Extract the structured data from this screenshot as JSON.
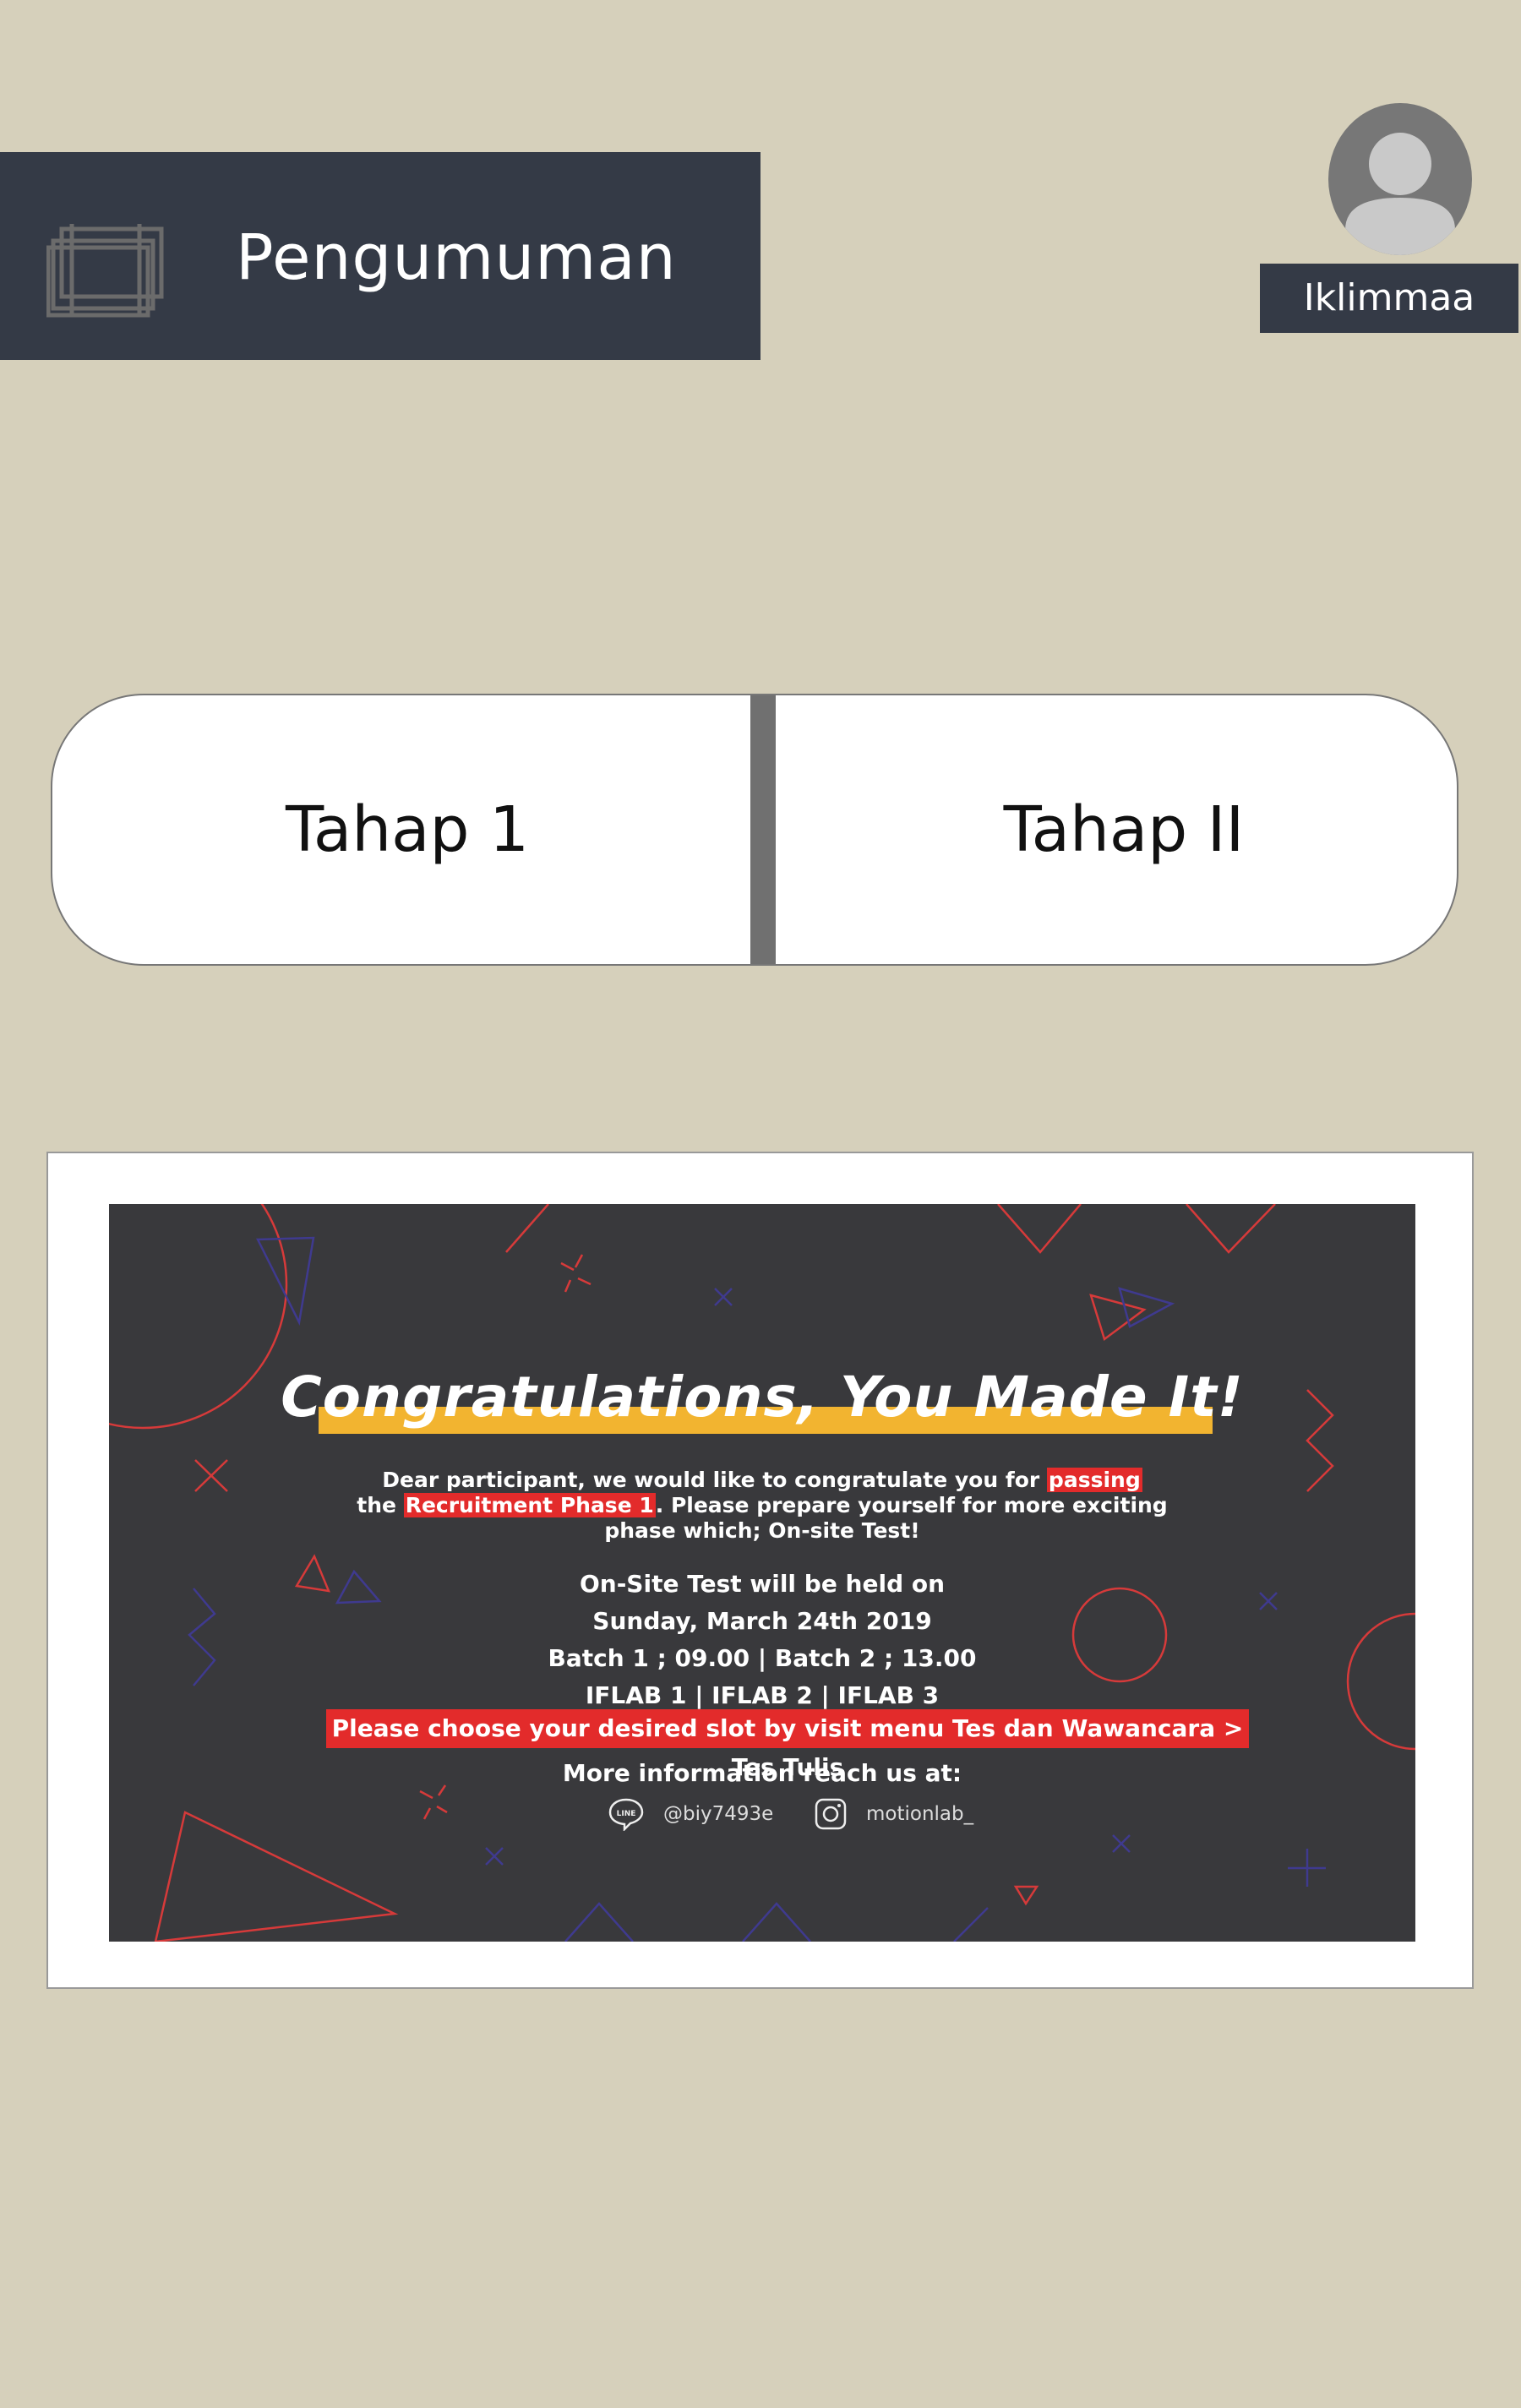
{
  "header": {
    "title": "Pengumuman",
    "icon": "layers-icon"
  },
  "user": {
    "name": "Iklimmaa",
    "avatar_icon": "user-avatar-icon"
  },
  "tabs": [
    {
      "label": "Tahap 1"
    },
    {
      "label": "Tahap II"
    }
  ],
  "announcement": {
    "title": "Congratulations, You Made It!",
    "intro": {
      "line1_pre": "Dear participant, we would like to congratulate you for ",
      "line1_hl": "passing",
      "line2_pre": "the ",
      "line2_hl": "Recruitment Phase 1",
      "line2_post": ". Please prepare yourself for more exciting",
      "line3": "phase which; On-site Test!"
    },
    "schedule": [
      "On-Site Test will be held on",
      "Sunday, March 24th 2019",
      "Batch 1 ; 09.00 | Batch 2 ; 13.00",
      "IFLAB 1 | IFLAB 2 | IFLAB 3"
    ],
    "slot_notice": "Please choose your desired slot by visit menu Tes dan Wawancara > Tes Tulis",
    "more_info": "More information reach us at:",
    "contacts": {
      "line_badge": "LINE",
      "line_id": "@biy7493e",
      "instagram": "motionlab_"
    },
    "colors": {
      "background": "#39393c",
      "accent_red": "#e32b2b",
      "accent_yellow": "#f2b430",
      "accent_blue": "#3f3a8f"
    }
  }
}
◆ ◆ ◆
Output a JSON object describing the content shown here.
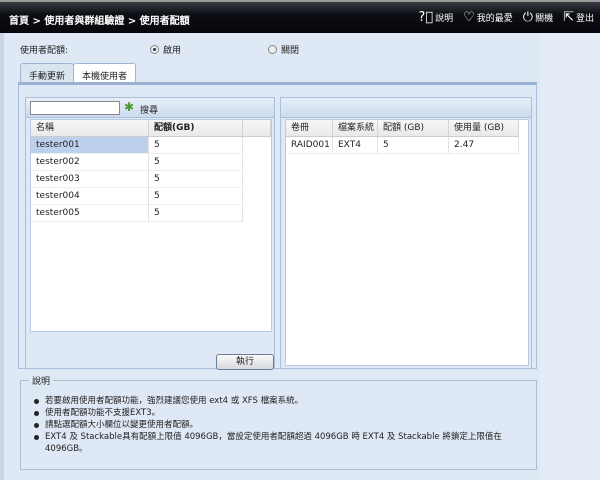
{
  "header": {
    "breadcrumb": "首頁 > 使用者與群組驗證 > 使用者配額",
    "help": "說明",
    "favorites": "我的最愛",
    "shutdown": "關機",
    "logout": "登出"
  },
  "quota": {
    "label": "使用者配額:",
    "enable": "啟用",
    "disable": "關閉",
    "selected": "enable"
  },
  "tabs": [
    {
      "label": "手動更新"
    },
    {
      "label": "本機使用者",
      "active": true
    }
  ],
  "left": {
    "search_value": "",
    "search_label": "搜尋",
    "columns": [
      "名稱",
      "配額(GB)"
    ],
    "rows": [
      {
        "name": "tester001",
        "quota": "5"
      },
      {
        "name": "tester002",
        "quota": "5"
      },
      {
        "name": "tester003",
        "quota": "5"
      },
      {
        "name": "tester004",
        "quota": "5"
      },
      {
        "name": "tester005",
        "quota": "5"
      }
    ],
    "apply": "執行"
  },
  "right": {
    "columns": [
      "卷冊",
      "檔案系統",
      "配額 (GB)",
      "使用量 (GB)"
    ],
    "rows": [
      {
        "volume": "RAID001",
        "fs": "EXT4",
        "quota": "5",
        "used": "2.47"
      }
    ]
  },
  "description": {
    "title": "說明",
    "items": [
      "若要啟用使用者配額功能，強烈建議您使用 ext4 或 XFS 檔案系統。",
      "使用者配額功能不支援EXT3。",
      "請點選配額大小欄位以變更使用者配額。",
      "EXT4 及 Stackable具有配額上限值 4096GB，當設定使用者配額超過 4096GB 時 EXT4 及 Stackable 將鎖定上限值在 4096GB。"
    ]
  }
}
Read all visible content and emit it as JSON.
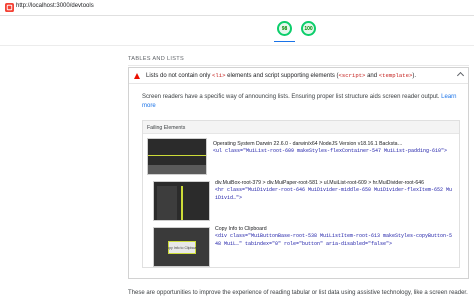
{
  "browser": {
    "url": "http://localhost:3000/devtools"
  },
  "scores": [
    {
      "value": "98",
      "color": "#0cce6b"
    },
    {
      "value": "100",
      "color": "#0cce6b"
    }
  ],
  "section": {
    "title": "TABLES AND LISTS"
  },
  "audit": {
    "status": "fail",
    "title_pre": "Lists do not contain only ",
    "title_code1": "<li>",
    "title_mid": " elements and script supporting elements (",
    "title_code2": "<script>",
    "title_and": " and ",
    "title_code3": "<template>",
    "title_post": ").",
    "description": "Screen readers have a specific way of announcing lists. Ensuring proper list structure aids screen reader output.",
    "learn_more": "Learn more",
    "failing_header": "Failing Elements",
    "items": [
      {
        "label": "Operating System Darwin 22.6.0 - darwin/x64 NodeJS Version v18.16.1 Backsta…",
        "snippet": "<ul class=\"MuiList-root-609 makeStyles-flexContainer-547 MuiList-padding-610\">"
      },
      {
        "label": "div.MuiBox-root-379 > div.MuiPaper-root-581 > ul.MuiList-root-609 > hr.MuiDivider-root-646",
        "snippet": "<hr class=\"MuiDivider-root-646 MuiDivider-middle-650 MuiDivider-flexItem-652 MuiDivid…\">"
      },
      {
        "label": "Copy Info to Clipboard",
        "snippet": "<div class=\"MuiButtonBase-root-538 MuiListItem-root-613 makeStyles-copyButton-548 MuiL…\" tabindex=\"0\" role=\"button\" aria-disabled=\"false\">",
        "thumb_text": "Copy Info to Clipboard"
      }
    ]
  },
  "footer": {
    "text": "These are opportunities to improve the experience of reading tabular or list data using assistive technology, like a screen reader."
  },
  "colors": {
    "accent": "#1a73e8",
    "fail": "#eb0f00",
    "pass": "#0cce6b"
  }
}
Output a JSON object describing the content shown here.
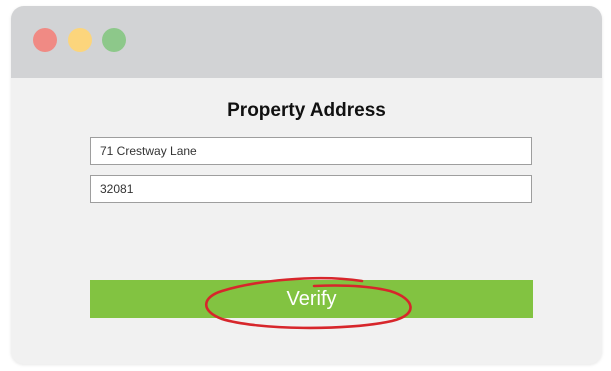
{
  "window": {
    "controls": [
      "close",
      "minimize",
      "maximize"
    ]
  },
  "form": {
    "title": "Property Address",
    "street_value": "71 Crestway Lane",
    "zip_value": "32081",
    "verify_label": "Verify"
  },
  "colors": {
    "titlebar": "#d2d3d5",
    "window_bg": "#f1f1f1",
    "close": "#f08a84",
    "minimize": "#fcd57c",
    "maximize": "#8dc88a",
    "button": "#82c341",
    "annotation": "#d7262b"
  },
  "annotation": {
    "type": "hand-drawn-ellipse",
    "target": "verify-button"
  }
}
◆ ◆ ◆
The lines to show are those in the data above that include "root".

        "snippet": "<ul class=\"MuiList-root-609 makeStyles-flexContainer-547 MuiList-padding-610\">"
        "label": "div.MuiBox-root-379 > div.MuiPaper-root-581 > ul.MuiList-root-609 > hr.MuiDivider-root-646",
        "snippet": "<hr class=\"MuiDivider-root-646 MuiDivider-middle-650 MuiDivider-flexItem-652 MuiDivid…\">"
        "snippet": "<div class=\"MuiButtonBase-root-538 MuiListItem-root-613 makeStyles-copyButton-548 MuiL…\" tabindex=\"0\" role=\"button\" aria-disabled=\"false\">",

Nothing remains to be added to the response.